**Task objective:** For the entries below, count the lines containing "echo" and give only that number.

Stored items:
********

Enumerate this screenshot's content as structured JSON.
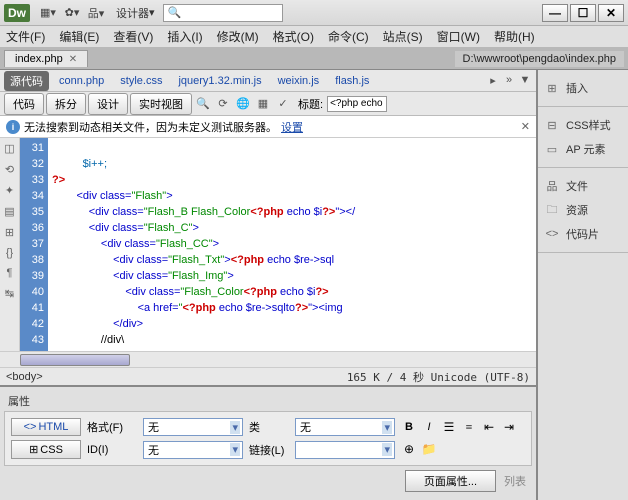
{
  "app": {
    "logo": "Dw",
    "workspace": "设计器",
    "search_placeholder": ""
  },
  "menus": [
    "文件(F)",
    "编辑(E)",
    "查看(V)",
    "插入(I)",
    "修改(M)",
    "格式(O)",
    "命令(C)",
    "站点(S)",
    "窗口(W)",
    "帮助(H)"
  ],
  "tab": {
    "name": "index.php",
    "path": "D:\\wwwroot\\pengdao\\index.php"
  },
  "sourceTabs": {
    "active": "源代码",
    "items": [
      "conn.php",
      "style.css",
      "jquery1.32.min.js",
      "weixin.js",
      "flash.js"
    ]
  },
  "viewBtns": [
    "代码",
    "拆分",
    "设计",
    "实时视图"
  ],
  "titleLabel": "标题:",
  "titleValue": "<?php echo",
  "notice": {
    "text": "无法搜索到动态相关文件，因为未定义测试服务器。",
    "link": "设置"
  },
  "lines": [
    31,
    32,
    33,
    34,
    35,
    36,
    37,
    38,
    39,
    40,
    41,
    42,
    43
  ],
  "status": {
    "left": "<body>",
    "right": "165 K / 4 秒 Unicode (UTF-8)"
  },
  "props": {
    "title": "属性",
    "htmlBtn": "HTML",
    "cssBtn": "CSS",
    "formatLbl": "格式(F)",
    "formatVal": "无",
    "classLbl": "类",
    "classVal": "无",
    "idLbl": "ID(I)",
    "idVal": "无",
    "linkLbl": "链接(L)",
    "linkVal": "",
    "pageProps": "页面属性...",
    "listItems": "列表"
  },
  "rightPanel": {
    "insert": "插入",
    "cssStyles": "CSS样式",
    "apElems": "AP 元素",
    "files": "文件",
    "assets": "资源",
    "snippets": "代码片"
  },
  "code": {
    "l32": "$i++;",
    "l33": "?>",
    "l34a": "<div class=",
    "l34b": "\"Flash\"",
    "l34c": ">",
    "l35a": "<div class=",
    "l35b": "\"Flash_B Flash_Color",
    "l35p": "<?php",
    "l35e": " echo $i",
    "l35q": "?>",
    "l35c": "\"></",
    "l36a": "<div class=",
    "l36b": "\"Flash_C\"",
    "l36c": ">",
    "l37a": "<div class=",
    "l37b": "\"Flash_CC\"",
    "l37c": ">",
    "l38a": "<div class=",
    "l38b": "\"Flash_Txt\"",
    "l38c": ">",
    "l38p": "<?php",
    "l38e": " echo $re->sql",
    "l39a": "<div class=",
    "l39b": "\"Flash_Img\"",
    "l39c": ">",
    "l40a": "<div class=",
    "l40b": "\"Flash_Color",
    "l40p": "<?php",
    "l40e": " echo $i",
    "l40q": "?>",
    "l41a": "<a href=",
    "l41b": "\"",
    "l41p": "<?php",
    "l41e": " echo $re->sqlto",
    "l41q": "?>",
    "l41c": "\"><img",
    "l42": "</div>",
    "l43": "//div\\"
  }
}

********

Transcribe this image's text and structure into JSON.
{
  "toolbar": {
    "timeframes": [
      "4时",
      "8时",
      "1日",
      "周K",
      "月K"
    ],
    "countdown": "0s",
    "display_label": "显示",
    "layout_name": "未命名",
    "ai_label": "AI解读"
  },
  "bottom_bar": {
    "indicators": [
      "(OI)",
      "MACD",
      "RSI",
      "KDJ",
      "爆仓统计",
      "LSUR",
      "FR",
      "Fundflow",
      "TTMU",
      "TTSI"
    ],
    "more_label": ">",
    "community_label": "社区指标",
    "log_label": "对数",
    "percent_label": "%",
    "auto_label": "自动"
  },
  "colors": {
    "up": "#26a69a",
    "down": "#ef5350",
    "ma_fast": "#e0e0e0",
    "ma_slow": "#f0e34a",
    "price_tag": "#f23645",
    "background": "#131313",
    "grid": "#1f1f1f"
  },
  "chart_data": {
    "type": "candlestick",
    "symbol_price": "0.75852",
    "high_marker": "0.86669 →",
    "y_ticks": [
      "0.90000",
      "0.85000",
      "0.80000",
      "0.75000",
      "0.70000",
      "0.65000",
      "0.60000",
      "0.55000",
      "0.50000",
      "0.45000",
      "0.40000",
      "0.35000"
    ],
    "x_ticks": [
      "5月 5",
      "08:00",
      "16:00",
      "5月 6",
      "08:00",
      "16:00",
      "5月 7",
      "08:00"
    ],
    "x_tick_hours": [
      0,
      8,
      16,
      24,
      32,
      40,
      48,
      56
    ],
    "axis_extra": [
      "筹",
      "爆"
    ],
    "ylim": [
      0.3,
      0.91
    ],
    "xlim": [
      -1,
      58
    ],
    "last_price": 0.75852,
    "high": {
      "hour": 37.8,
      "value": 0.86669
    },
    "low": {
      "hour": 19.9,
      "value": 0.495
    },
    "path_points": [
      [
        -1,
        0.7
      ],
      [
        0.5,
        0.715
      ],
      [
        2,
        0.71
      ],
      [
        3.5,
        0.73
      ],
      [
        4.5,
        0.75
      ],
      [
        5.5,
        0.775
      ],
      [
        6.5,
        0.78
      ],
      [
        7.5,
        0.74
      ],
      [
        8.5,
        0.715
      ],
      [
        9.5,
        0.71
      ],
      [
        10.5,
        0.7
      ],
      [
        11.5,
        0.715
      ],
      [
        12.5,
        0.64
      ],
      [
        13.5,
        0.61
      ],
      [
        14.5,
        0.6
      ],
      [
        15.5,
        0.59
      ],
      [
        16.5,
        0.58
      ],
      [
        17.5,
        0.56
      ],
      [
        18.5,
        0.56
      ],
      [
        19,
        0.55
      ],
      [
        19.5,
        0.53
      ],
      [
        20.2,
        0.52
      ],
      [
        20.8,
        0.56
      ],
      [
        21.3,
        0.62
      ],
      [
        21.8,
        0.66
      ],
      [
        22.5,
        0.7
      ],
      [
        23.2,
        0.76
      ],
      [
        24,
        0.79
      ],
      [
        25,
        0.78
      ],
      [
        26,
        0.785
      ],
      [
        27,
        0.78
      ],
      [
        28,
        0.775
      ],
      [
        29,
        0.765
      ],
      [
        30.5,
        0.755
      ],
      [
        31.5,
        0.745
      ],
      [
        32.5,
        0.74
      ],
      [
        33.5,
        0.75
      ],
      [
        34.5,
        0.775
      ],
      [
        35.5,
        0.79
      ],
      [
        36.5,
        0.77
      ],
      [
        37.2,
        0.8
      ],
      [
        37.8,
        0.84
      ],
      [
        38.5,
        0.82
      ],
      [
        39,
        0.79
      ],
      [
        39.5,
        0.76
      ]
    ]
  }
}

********

**Result of the exercise:** 5